  7. SKA St. Petersburg (13 January 2012). Тарасенко – в СКА! (in русский). HC-SKA.ru. Retrieved 13 January 2012.<templatestyles src="Module:Citation/CS1/styles.css"></templatestyles>
  8. Blues, Tarasenko Agree to Entry Level Deal
  9. "Kovalchuk Played Role in Return to SKA – Tarasenko". RIA Novosti. 24 February 2012. Retrieved 26 September 2012.<templatestyles src="Module:Citation/CS1/styles.css"></templatestyles>
  10. "Tarasenko Named Rookie of the Month". National Hockey League. 4 February 2013. Retrieved 8 February 2013.<templatestyles src="Module:Citation/CS1/styles.css"></templatestyles>
  11. "Blues forward Tarasenko to have hand surgery". National Hockey League.<templatestyles src="Module:Citation/CS1/styles.css"></templatestyles>
  12. "Tarasenko Named No. 1 Star of the Week". 3 November 2014. Retrieved 8 November 2014.<templatestyles src="Module:Citation/CS1/styles.css"></templatestyles>
  13. "Postgame Recap: Wild vs Blues – Game 2". 18 April 2015. Retrieved 10 May 2015.<templatestyles src="Module:Citation/CS1/styles.css"></templatestyles>
  14. Rutherford, Jeremy P. (7 July 2015). "Tarasenko agrees to eight-year, $60 million contract". St. Louis Post-Dispatch. Retrieved 7 July 2015.<templatestyles src="Module:Citation/CS1/styles.css"></templatestyles>
  15. Spiegel, Jackie (19 May 2019). "Tarasenko scores Blues 1st-ever postseason penalty shot". MSN. Retrieved 27 August 2019.<templatestyles src="Module:Citation/CS1/styles.css"></templatestyles>
  16. Rutherford, Jeremy (7 July 2021). "Blues winger Vladimir Tarasenko requests a trade, per sources: Why he wants out, possible destinations and more". Retrieved 7 July 2021.<templatestyles src="Module:Citation/CS1/styles.css"></templatestyles>
  17. "Source: Irked Tarasenko wants trade from Blues". 8 July 2021.<templatestyles src="Module:Citation/CS1/styles.css"></templatestyles>

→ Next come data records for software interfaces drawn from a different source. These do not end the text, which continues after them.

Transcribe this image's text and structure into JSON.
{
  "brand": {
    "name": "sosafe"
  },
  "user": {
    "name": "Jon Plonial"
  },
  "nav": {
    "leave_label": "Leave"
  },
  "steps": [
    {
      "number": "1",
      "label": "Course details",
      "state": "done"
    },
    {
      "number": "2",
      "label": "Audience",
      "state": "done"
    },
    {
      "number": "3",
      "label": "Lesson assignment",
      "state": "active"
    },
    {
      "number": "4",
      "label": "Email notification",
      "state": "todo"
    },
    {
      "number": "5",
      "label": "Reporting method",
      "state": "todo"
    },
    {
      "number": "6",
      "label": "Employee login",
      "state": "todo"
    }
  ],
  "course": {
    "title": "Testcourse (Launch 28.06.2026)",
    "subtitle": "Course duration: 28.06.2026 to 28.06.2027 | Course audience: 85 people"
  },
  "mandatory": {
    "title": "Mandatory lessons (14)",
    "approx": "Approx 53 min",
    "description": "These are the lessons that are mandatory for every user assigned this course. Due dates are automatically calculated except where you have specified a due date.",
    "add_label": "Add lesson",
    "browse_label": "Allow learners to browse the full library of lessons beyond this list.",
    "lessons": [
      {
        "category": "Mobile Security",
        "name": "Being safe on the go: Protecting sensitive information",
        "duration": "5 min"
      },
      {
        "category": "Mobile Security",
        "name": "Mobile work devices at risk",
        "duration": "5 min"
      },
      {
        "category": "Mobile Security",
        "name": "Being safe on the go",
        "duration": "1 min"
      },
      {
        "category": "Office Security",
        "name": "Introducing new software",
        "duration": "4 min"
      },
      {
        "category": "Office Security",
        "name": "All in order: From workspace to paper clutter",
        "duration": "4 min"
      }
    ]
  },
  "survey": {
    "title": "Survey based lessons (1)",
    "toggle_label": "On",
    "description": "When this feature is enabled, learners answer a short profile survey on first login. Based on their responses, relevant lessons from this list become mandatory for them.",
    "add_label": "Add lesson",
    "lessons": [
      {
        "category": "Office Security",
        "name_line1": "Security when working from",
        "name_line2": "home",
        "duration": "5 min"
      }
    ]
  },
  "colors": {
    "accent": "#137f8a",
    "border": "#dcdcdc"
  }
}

  18. "Kraken pass on Price, Tarasenko in expansion draft".<templatestyles src="Module:Citation/CS1/styles.css"></templatestyles>
  19. "St. Louis Blues ‑ All‑Time NHL Playoff Leaders".<templatestyles src="Module:Citation/CS1/styles.css"></templatestyles>
  20. 20.0 20.1 Свадьба Владимира Тарасенко и его музы
  21. У Владимира Тарасенко родился сын Александр
  22. У Тарасенко родился сын во время финала Кубка Стэнли. Три года назад такой стимул помог Малкину
  23. "Tour Blues star Tarasenko's $1.89 million Creve Coeur home". 31 December 2019.<templatestyles src="Module:Citation/CS1/styles.css"></templatestyles>
  24. https://www.msn.com/en-us/Sports/nhl/vladimir-tarasenkos-creve-coeur-home-finds-a-buyer/ar-BB13GH2E
  25. "Tarasenko wins EA SPORTS NHL 17 cover vote".<templatestyles src="Module:Citation/CS1/styles.css"></templatestyles>
  26. "Tarasenko Named Rookie of the Month". National Hockey League. 4 February 2013.<templatestyles src="Module:Citation/CS1/styles.css"></templatestyles>
  27. "Blues win cup for first time, defeat Bruins in Game 7 of final". National Hockey League. 12 June 2019. Retrieved 12 June 2019.<templatestyles src="Module:Citation/CS1/styles.css"></templatestyles>
  28. Hockey Awards and Achievements Retrieved 7 August 2011.

External links

  • Career statistics and player information from
Awards and achievements
Preceded by
Jaden Schwartz
St. Louis Blues first round draft pick
2010
Succeeded by
Jordan Schmaltz
Preceded by
Jonathan Toews
EA Sports NHL Cover Athlete
NHL 17
Succeeded by
Connor McDavid